Through the microeconomic projects, in 2005 the ICRC supported over 80 households in starting small family business allowing them to generate stable income and decrease dependence on humanitarian assistance. As of 2006, microeconomic projects will be expanded to Ingushetia and Daghestan.
The ICRC also supports the repair of public infrastructure such as the water supply and sewerage systems in Chechnya, Ingushetia and Daghestan.
Reinforcing health services in the region is another priority, with the ICRC assisting up to 13 hospitals in Chechnya, one in Daghestan and one in Ingushetia, as well as the Grozny central blood bank. It further supports training for health workers, hospital doctors, and prosthetic technicians from the orthopaedic centre in Grozny.
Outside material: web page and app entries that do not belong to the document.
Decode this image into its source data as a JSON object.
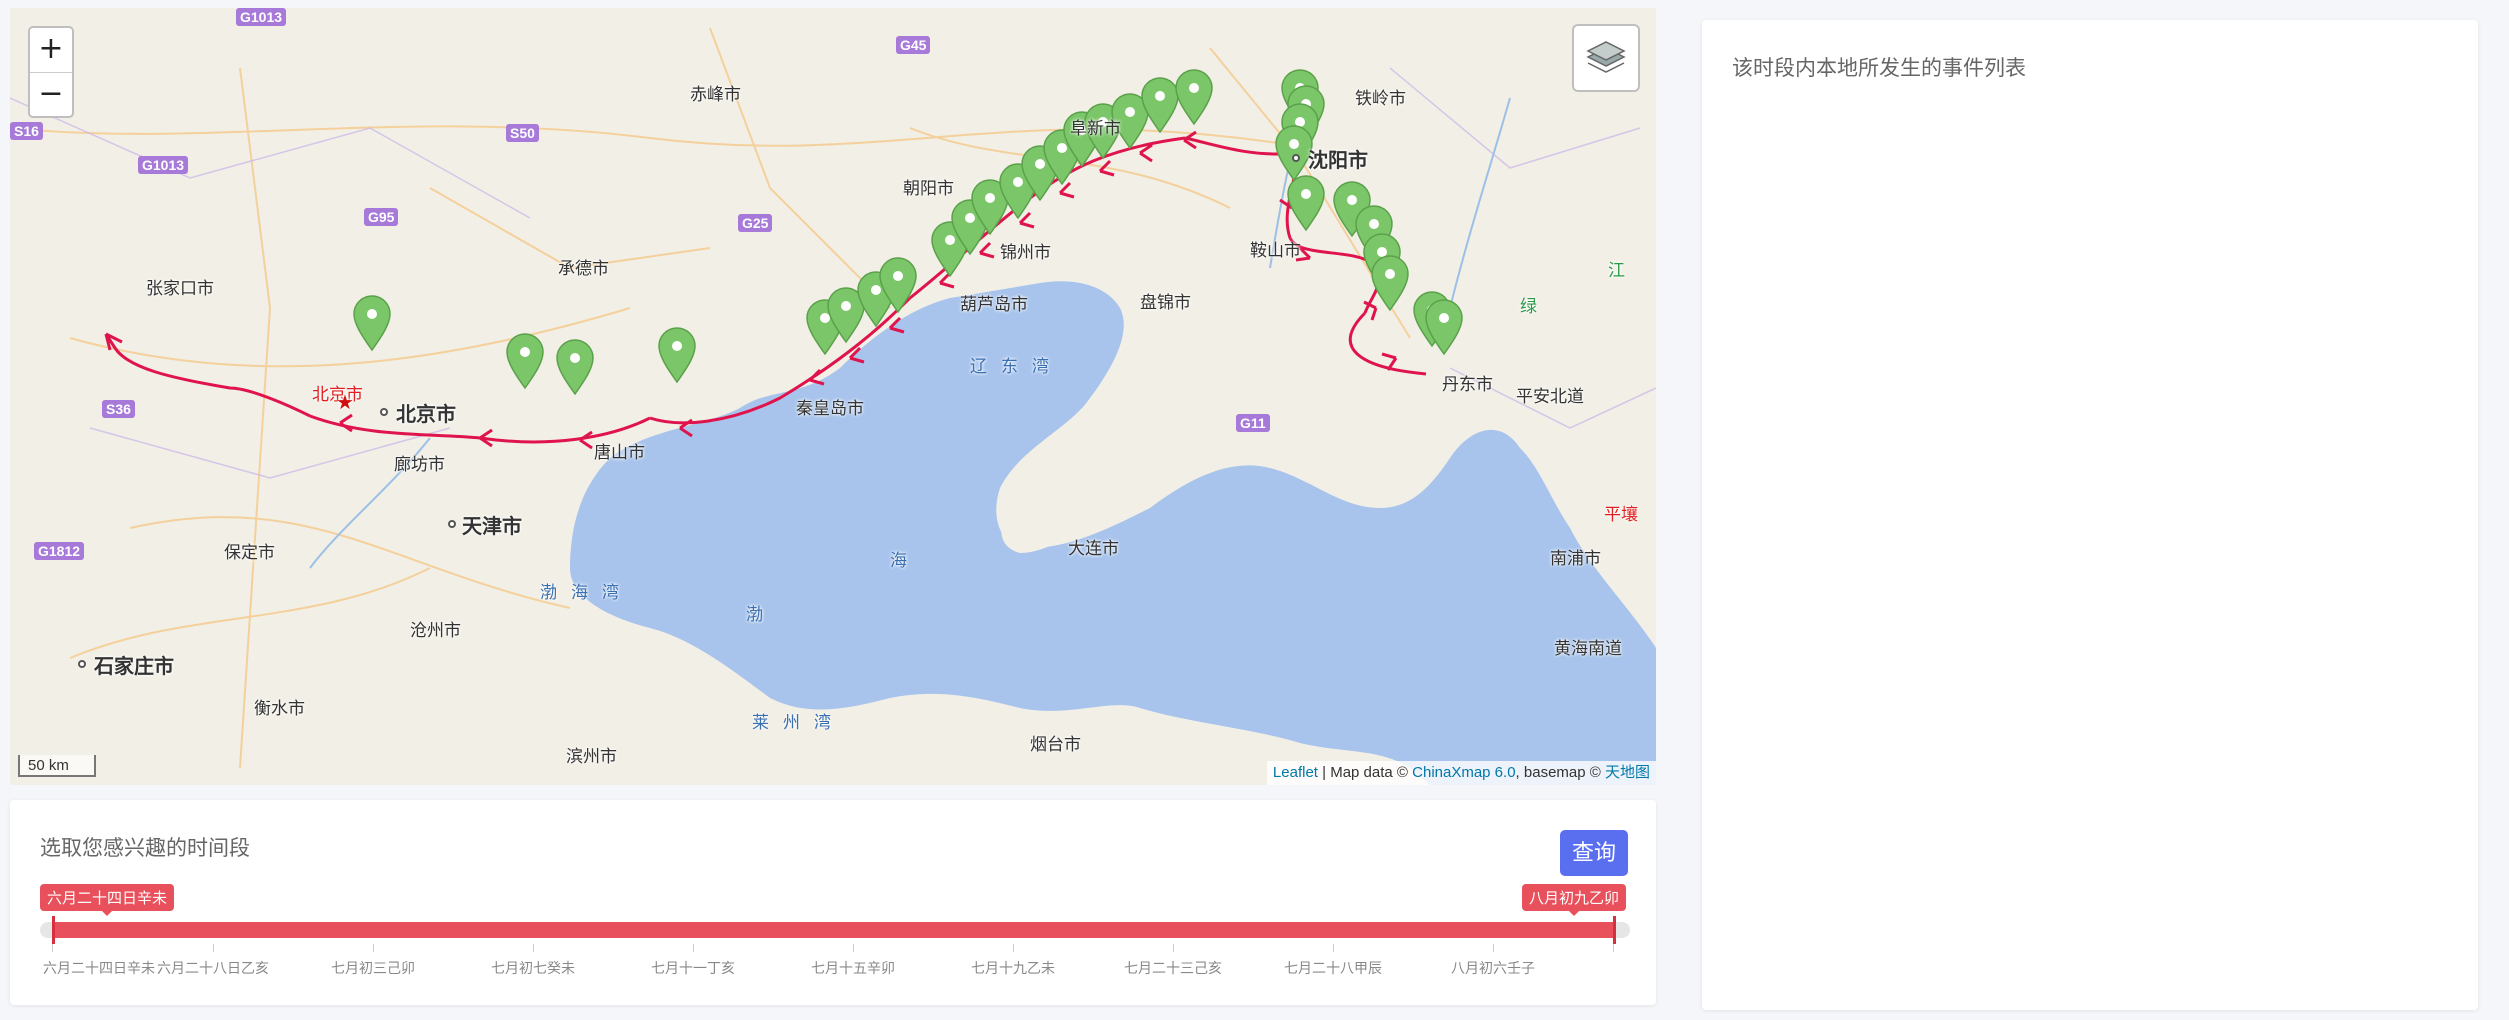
{
  "map": {
    "zoom_in": "+",
    "zoom_out": "−",
    "layers_icon": "layers-icon",
    "scale": "50 km",
    "attribution": {
      "leaflet": "Leaflet",
      "sep1": " | Map data © ",
      "chinaxmap": "ChinaXmap 6.0",
      "sep2": ", basemap © ",
      "tianditu": "天地图"
    },
    "colors": {
      "route": "#e0144c",
      "marker": "#7cc66a",
      "sea": "#a8c4ec",
      "land": "#f2efe6"
    },
    "labels": [
      {
        "text": "赤峰市",
        "kind": "normal"
      },
      {
        "text": "铁岭市",
        "kind": "normal"
      },
      {
        "text": "沈阳市",
        "kind": "city"
      },
      {
        "text": "阜新市",
        "kind": "normal"
      },
      {
        "text": "朝阳市",
        "kind": "normal"
      },
      {
        "text": "承德市",
        "kind": "normal"
      },
      {
        "text": "张家口市",
        "kind": "normal"
      },
      {
        "text": "锦州市",
        "kind": "normal"
      },
      {
        "text": "葫芦岛市",
        "kind": "normal"
      },
      {
        "text": "盘锦市",
        "kind": "normal"
      },
      {
        "text": "鞍山市",
        "kind": "normal"
      },
      {
        "text": "丹东市",
        "kind": "normal"
      },
      {
        "text": "平安北道",
        "kind": "normal"
      },
      {
        "text": "北京市",
        "kind": "red"
      },
      {
        "text": "北京市",
        "kind": "city"
      },
      {
        "text": "秦皇岛市",
        "kind": "normal"
      },
      {
        "text": "唐山市",
        "kind": "normal"
      },
      {
        "text": "廊坊市",
        "kind": "normal"
      },
      {
        "text": "天津市",
        "kind": "city"
      },
      {
        "text": "保定市",
        "kind": "normal"
      },
      {
        "text": "沧州市",
        "kind": "normal"
      },
      {
        "text": "石家庄市",
        "kind": "city"
      },
      {
        "text": "衡水市",
        "kind": "normal"
      },
      {
        "text": "滨州市",
        "kind": "normal"
      },
      {
        "text": "烟台市",
        "kind": "normal"
      },
      {
        "text": "大连市",
        "kind": "normal"
      },
      {
        "text": "南浦市",
        "kind": "normal"
      },
      {
        "text": "黄海南道",
        "kind": "normal"
      },
      {
        "text": "平壤",
        "kind": "red"
      },
      {
        "text": "辽东湾",
        "kind": "sea"
      },
      {
        "text": "渤海湾",
        "kind": "sea"
      },
      {
        "text": "莱州湾",
        "kind": "sea"
      },
      {
        "text": "海",
        "kind": "sea"
      },
      {
        "text": "渤",
        "kind": "sea"
      },
      {
        "text": "绿",
        "kind": "green"
      },
      {
        "text": "江",
        "kind": "green"
      }
    ],
    "shields": [
      "G1013",
      "G45",
      "S16",
      "S50",
      "G1013",
      "G95",
      "G25",
      "S36",
      "G11",
      "G1812"
    ]
  },
  "time_panel": {
    "title": "选取您感兴趣的时间段",
    "query_button": "查询",
    "start_tag": "六月二十四日辛未",
    "end_tag": "八月初九乙卯",
    "ticks": [
      "六月二十四日辛未",
      "六月二十八日乙亥",
      "七月初三己卯",
      "七月初七癸未",
      "七月十一丁亥",
      "七月十五辛卯",
      "七月十九乙未",
      "七月二十三己亥",
      "七月二十八甲辰",
      "八月初六壬子"
    ]
  },
  "event_panel": {
    "title": "该时段内本地所发生的事件列表"
  }
}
The mine action programme helps civilian population in general, and children in particular, to avoid the dangers of mines and UXO in Chechnya.
Promotion of international humanitarian law 2006
In 2006 the ICRC will maintain the entire range of its prevention activities aiming at promoting IHL, humanitarian issues and fostering support for the organisation.
The promotion of the ratification and national implementation of IHL treaties in CIS countries will continue in the framework of a co-operation agreement signed between the ICRC and the CIS Interparliamentary Assembly in 2004. In the Russian Federation, the ICRC will continue to co-operate with the competent authorities on the accession to IHL treaties and their incorporation into the national legislation.
Russian armed and security forces will be encouraged to further integrate IHL/HRL into training at all levels, with a special focus on training packages for troops being prepared for or engaged in the northern Caucasus, as well as to ensure that such rules are observed in practice.
IHL teaching in Russian universities will be supported with a series of regional events (Advanced IHL course, Moot-Court competition for the students of the faculties of law and journalism, Martens Readings) strengthened through co-operation with the Russian Association of International Law. Several local scientific centres will be identified among the higher educational institutions, to become focal points for IHL dissemination related activities and develop expertise in addressing IHL issues.
In 2006, further support will be given to both professors and students in their research thro ugh the National IHL Library and the Information Centre opened on the premises of the ICRC's regional delegation in the RF.
While co-operation with the Ministry of Education on methodology and IHL training will continue, secondary school programme will be concentrated in 70 most motivated regions with a special focus on Chechnya.
The ICRC will also continue to target selected NGOs and think tanks with IHL and humanitarian issues and build contact with specialized media and publishers whose audiences include leaders and opinion-makers in Russia and the CIS.
Co-operation with the Russian Red Cross and other humanitarian organizations
Co-operation with the Russian Red Cross will focus on strengthening the National Society’s operational response capacity in the northern Caucasus and supporting its tracing service and dissemination of IHL.
Coordination with other components of the Movement, UN agencies and other humanitarian organizations working in the northern Caucasus will remain an essential aspect of the ICRC's operation.
See also :Press release issued by the ICRC delagation in Moscow